While it would be nice if Lightroom would support such massive files, it has never supported such large pixel dimensions with TIF or PSD files either.
So if you’re one of the rare people making such massive images, the solution remains to use Adobe Bridge or another viewer. If you want to use Adobe Bridge, you’ll need to do a couple of things:
- Go to Preferences https://s23527.pcdn.co/ Thumbnailsand change “do not process files larger than” from the default 1000MB (that’s 1GB) to something much larger. Probably 100,000MB is a good choice if you are working with files too large for Lightroom.
- You may then need to right-click the image and choose “generate high quality thumbnail” (which is an option only shown when available, right under the “batch rename” option).

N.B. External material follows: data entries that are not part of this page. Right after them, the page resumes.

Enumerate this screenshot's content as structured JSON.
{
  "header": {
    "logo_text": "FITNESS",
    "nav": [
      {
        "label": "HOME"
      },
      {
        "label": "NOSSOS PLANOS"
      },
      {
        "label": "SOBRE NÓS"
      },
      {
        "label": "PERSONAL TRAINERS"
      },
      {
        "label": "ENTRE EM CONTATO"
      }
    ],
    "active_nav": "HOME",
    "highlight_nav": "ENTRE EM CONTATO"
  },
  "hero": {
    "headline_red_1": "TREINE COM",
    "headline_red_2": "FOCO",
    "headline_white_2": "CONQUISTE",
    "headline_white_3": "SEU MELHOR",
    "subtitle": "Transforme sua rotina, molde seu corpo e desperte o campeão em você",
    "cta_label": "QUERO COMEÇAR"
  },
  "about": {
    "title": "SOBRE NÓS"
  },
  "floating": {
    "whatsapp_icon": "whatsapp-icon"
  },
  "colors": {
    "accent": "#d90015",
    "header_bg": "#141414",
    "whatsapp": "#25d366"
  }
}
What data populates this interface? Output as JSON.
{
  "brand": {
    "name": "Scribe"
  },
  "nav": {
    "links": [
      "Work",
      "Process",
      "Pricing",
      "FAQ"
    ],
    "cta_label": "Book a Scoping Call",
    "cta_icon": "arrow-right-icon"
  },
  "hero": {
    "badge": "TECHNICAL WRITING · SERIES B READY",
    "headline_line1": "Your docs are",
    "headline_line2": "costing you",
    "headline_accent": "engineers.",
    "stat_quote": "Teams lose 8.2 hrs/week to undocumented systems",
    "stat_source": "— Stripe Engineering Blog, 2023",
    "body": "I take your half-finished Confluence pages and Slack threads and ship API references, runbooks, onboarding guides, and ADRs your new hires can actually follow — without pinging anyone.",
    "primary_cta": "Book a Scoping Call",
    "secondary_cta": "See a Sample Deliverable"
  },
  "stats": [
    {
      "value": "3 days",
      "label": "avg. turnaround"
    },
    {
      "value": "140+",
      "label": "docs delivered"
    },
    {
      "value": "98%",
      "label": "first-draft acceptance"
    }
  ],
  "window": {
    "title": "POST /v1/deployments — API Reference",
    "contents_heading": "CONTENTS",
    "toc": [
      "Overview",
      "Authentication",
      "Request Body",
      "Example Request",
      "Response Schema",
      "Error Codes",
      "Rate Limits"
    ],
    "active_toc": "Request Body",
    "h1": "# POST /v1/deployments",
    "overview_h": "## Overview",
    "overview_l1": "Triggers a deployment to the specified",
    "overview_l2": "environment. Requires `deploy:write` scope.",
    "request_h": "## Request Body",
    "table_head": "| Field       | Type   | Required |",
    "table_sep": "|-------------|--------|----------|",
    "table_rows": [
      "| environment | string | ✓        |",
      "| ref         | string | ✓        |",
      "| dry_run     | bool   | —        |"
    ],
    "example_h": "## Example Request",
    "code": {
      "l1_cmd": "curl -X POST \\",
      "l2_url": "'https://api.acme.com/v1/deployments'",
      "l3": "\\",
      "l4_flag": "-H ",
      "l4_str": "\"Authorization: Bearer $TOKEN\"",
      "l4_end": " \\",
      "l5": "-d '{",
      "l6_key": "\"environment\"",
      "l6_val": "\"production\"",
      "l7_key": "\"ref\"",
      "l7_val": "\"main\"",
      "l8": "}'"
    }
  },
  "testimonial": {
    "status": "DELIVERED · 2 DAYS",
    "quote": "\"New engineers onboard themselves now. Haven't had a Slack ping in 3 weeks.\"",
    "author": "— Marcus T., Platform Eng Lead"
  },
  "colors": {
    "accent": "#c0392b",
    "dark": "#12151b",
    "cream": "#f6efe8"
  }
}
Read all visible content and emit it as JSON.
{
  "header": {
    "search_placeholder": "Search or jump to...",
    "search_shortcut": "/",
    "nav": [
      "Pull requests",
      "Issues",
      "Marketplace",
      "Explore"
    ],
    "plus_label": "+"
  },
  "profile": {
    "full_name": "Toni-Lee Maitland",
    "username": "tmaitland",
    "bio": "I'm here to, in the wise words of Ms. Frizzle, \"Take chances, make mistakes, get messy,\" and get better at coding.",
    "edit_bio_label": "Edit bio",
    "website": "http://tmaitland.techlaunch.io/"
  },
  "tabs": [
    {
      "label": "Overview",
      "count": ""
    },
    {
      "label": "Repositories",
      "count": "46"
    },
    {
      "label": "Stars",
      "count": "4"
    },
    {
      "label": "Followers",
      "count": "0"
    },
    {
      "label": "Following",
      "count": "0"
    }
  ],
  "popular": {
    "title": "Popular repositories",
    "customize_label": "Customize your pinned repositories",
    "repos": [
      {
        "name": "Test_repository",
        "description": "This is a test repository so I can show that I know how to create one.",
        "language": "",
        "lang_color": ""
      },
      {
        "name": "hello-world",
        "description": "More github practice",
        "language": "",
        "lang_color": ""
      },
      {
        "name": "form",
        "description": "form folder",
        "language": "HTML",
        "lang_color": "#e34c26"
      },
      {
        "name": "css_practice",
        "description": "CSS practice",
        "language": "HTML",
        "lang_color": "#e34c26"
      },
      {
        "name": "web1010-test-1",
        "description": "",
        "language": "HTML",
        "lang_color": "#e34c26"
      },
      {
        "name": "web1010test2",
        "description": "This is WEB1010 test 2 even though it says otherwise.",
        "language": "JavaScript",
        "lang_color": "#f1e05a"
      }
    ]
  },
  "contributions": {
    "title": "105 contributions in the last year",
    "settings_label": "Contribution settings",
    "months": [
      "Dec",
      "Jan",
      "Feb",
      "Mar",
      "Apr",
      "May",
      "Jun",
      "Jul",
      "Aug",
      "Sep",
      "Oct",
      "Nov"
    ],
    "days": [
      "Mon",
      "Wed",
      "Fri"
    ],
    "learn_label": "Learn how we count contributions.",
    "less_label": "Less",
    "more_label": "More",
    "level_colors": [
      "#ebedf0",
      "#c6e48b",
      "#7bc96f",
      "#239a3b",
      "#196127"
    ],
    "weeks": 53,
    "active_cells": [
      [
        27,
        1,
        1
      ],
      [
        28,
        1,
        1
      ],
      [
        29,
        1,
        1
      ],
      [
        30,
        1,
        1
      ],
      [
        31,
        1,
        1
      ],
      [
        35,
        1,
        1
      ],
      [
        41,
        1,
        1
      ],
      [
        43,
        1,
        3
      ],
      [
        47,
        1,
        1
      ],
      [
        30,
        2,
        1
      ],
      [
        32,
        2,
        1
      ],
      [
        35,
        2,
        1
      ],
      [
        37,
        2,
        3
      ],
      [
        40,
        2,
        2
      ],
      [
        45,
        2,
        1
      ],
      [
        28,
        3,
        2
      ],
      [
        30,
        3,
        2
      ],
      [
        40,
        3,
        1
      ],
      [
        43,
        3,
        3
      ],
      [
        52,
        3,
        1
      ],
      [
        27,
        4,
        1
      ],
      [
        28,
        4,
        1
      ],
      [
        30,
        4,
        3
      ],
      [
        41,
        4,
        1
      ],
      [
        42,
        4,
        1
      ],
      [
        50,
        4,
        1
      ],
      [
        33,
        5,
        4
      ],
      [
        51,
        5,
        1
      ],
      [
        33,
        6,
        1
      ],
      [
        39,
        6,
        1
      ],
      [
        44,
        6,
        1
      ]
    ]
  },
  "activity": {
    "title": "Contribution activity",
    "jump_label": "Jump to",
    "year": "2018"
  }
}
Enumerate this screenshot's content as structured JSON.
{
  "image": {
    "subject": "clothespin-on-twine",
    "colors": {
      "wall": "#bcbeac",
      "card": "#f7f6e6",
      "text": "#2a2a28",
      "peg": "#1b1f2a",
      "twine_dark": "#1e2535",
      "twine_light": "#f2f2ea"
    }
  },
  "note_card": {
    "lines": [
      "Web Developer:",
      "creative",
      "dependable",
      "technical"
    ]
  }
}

- Be patient, it takes a while for these large thumbnails to render and it isn’t always clear that Bridge is processing in the background.
How to convert existing images to PSB
The simplest solution for converting TIF/PSD files is:
- In Lightroom, right-click “Edit In / Edit in Adobe Photoshop 2020 / Edit Original”. Do not use the option to edit a copy, as this will make another TIF or PSD that you’ll need to delete later.
- In Photoshop, click “File / Save As / Large Document Format” and save it into the same folder as the original. If prompted, choose “maximize compatibility” (this is required to see PSB images with Lightroom).
- Close the image in Photoshop.
- In Lightroom, right-click the folder where you just saved the image and choose “Synchronize folder”
- In Lightroom, you may now optionally delete the original TIF/PSD since you now have the same image as a PSB file.
About the Author
Greg Benz is a landscape photographer, instructor and software developer from Minnesota. You can find more of his work on his website and follow him on Instagram and Facebook. The article is shared with permission and was first published here.